> _EXERCISE AIM_
Search the data for the word "Konten" and copy each line that has it.

> _RECORDS SHOWN_

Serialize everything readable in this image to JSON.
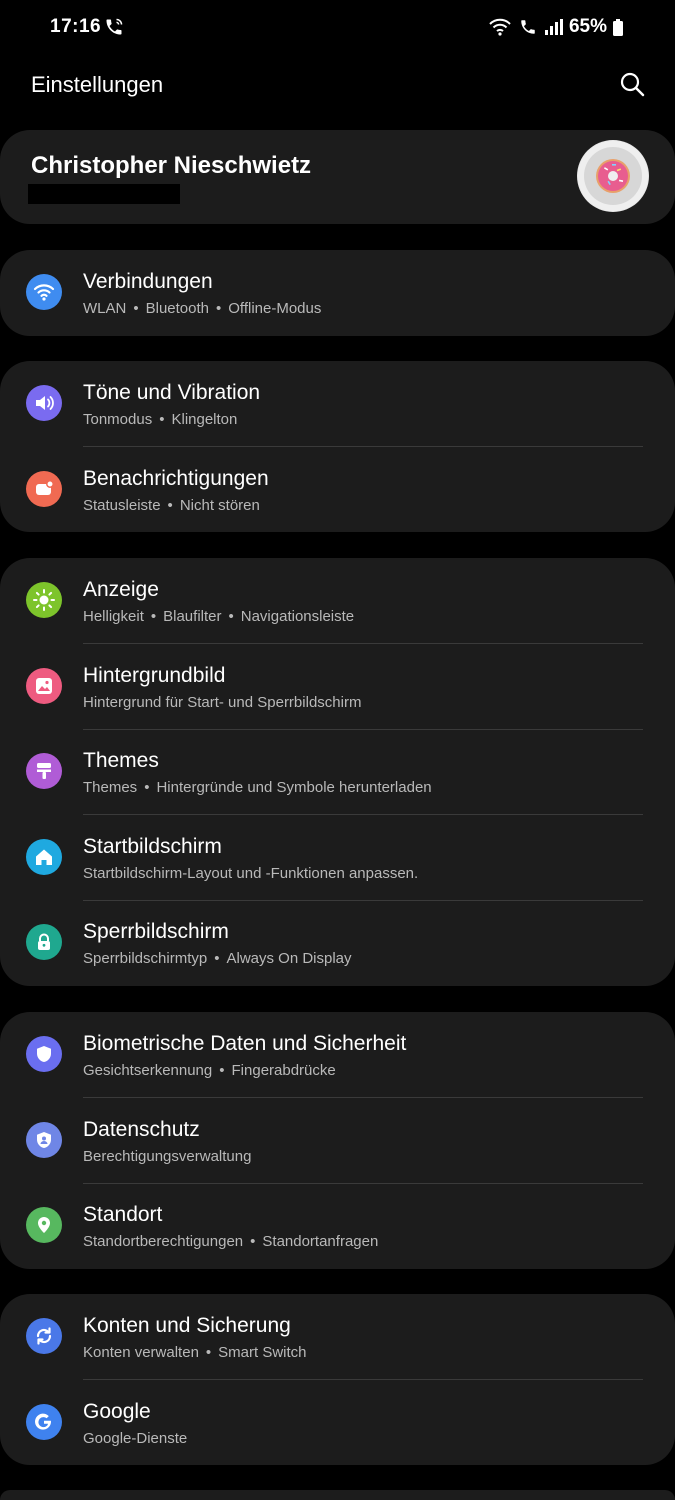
{
  "status_bar": {
    "time": "17:16",
    "battery": "65%"
  },
  "header": {
    "title": "Einstellungen"
  },
  "profile": {
    "name": "Christopher Nieschwietz"
  },
  "groups": [
    {
      "items": [
        {
          "title": "Verbindungen",
          "subtitle": [
            "WLAN",
            "Bluetooth",
            "Offline-Modus"
          ],
          "icon": "wifi-icon",
          "color": "#3f8cf0"
        }
      ]
    },
    {
      "items": [
        {
          "title": "Töne und Vibration",
          "subtitle": [
            "Tonmodus",
            "Klingelton"
          ],
          "icon": "volume-icon",
          "color": "#7a6bf0"
        },
        {
          "title": "Benachrichtigungen",
          "subtitle": [
            "Statusleiste",
            "Nicht stören"
          ],
          "icon": "notification-icon",
          "color": "#f06a52"
        }
      ]
    },
    {
      "items": [
        {
          "title": "Anzeige",
          "subtitle": [
            "Helligkeit",
            "Blaufilter",
            "Navigationsleiste"
          ],
          "icon": "sun-icon",
          "color": "#7dc42b"
        },
        {
          "title": "Hintergrundbild",
          "subtitle": [
            "Hintergrund für Start- und Sperrbildschirm"
          ],
          "icon": "image-icon",
          "color": "#ee5b80"
        },
        {
          "title": "Themes",
          "subtitle": [
            "Themes",
            "Hintergründe und Symbole herunterladen"
          ],
          "icon": "paintbrush-icon",
          "color": "#b05cd6"
        },
        {
          "title": "Startbildschirm",
          "subtitle": [
            "Startbildschirm-Layout und -Funktionen anpassen."
          ],
          "icon": "home-icon",
          "color": "#1fa9e0"
        },
        {
          "title": "Sperrbildschirm",
          "subtitle": [
            "Sperrbildschirmtyp",
            "Always On Display"
          ],
          "icon": "lock-icon",
          "color": "#1fa88f"
        }
      ]
    },
    {
      "items": [
        {
          "title": "Biometrische Daten und Sicherheit",
          "subtitle": [
            "Gesichtserkennung",
            "Fingerabdrücke"
          ],
          "icon": "shield-icon",
          "color": "#6a6ef0"
        },
        {
          "title": "Datenschutz",
          "subtitle": [
            "Berechtigungsverwaltung"
          ],
          "icon": "privacy-icon",
          "color": "#6f86e6"
        },
        {
          "title": "Standort",
          "subtitle": [
            "Standortberechtigungen",
            "Standortanfragen"
          ],
          "icon": "location-icon",
          "color": "#57b85f"
        }
      ]
    },
    {
      "items": [
        {
          "title": "Konten und Sicherung",
          "subtitle": [
            "Konten verwalten",
            "Smart Switch"
          ],
          "icon": "sync-icon",
          "color": "#4a78e8"
        },
        {
          "title": "Google",
          "subtitle": [
            "Google-Dienste"
          ],
          "icon": "google-icon",
          "color": "#3f82ef"
        }
      ]
    }
  ]
}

> _OUTPUT BELOW_
          "title": "Konten und Sicherung",
            "Konten verwalten",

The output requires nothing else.